The libretto is another enigmatic text with ambivalently written stage directions such as St. Theresa entering “half in doors and half out of doors” at the beginning of the first act. Stein’s stage directions were meant to be read aloud from the script during performance.
Some of this imposed authorial eccentricity is carried on in the libretto for Rose. After a highly charged musical opening that owes more of its styling to Louisiana bayou country than it does to the Rhône-Alpes region of France, we are introduced to the good folks of “Somewhere” who look like a very interesting crew that we would like to know better. In particular, my first thought upon seeing Raquel Duffy, who is listed in the program as “Beth the Gym Buff” and Oliver Dennis as “Trevor the Gym Buff” – along with other roles for both – was “oh goody, two pompous, yuppie exercise treadmill cyclist types who are going to be so obnoxiously funny together!” Wrong. We never see them again except very briefly in the second act. This is how it goes throughout – some interesting set ups with no carry through.
And then there is the score by Mike Ross. In his review of Spoon River for the Globe and Mail two years ago, Kelly Nestruck used the word “hootenanny” to describe Ross’s musical style. Ben Brantley of the New York Times picked up on that theme and used the same word in his review of Spoon River after seeing it at the Signature Theatre on 42nd Street. I know that “Somewhere” in Rose is a generic setting meant to be universally applied, but after awhile that bluegrass southern drawl that continually creeps through in the vocals starts to become a bit annoying.
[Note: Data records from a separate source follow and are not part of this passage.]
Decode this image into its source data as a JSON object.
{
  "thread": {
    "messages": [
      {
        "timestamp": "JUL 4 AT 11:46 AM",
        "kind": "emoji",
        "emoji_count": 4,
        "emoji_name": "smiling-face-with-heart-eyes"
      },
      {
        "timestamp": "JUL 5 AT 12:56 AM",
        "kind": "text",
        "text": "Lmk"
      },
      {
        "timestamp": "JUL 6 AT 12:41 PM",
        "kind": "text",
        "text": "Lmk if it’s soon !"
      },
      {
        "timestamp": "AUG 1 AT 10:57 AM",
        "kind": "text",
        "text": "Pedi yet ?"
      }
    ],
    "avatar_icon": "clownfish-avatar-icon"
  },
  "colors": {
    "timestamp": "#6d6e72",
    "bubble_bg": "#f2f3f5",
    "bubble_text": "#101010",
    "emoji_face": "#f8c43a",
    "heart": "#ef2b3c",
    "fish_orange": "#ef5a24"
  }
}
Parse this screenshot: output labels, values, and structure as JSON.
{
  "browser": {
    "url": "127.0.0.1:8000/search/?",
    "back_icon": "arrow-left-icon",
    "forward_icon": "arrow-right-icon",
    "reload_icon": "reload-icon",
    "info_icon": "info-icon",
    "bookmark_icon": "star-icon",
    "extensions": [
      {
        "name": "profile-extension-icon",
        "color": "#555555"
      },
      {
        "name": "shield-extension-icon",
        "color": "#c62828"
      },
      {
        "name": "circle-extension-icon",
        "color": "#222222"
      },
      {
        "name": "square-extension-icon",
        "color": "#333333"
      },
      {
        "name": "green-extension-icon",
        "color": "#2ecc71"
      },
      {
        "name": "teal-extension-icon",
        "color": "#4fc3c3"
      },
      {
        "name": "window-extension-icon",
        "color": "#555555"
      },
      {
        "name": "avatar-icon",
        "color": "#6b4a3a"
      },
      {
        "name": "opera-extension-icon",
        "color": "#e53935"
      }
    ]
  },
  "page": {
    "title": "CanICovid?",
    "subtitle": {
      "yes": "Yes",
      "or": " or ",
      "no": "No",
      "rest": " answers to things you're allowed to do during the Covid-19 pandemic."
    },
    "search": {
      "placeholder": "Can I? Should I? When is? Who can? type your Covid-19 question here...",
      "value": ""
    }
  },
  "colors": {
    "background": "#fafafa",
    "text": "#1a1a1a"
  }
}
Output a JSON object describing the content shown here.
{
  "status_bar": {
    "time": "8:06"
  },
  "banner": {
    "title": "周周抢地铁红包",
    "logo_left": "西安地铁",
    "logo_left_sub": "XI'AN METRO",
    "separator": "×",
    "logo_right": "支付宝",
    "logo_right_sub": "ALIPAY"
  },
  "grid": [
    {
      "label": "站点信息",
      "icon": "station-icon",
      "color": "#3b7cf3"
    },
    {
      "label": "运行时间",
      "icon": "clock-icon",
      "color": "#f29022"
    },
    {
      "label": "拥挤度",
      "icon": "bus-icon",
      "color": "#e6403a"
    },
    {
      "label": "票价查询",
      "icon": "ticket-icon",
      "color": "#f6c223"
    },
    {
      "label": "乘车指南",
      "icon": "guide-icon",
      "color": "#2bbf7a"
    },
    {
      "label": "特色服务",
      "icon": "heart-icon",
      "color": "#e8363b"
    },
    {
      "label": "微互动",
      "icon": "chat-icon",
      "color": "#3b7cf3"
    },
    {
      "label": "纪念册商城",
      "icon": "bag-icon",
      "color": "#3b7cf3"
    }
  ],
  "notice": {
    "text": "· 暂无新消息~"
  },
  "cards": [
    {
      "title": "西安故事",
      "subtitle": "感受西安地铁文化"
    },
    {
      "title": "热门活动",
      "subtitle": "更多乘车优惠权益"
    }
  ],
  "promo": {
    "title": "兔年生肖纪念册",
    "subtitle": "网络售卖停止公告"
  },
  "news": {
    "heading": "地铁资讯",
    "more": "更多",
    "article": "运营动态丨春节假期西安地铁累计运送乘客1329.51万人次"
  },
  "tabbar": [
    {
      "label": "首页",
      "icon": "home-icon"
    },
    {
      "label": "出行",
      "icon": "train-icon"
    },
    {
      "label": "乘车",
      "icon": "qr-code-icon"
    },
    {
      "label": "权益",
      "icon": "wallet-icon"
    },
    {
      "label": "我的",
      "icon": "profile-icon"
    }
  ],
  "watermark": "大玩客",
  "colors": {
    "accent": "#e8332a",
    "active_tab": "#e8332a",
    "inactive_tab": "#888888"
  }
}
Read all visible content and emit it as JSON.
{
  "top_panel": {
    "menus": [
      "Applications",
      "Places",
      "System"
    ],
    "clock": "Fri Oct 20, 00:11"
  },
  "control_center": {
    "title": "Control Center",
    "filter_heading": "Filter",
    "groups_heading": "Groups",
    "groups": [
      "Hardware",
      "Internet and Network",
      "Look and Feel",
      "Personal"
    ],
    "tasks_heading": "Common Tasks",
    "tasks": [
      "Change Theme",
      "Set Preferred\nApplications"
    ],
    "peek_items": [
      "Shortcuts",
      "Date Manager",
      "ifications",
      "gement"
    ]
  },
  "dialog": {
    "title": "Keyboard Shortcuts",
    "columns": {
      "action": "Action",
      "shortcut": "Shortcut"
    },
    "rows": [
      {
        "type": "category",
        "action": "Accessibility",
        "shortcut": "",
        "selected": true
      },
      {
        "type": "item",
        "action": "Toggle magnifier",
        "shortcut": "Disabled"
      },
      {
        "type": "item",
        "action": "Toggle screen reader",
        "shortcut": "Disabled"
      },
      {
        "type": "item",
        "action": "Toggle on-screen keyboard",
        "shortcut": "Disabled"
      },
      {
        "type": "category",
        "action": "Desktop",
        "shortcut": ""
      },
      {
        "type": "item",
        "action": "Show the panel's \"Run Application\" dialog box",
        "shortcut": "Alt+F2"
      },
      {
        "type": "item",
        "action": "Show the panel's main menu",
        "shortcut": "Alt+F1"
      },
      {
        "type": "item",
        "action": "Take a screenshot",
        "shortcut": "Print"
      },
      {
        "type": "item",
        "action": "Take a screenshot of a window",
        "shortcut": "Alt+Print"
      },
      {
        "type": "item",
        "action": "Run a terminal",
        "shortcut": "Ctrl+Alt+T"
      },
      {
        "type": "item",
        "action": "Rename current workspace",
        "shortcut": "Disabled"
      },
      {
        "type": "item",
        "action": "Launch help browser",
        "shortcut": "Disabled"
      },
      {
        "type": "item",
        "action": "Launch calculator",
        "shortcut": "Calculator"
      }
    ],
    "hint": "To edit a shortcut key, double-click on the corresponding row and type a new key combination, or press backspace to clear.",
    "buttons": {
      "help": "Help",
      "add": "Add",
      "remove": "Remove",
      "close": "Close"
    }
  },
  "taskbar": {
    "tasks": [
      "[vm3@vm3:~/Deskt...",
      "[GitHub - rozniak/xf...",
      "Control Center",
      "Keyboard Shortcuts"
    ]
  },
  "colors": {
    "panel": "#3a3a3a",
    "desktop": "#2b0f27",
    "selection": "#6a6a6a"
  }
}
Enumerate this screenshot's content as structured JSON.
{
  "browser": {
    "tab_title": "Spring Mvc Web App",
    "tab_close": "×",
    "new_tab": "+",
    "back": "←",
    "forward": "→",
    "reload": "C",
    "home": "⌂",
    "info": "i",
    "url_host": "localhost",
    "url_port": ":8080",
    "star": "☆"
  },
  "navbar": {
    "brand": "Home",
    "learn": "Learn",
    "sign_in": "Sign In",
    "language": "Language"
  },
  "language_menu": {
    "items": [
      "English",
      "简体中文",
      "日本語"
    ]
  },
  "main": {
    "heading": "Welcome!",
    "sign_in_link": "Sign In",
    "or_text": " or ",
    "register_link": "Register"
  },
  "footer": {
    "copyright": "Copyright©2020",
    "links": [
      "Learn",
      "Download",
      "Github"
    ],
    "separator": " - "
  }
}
One also has to ask the question, just how many power ballads can one musical sustain? And toward what dramatic purpose?
Power ballads are best composed around emotions that are important to the character as well as the play and may involve themes like the love of one’s partner, family or country; surmounting a challenge against impossible odds; or an eleventh hour cri de coeur over some issue of fierce partisanship in which the protagonist has a stake. The power ballad generally does not favour indecision, hesitation or procrastination, or the expression of existentialist doubt. In Rose there is too much of this, that and the other.
Having said all this, one still has to congratulate the Soulpepper company and the Slaight Family Foundation for their belief in and support of musical theatre in this country. It is second to none in terms of quality, resources and production values. I look forward to the company’s next musical!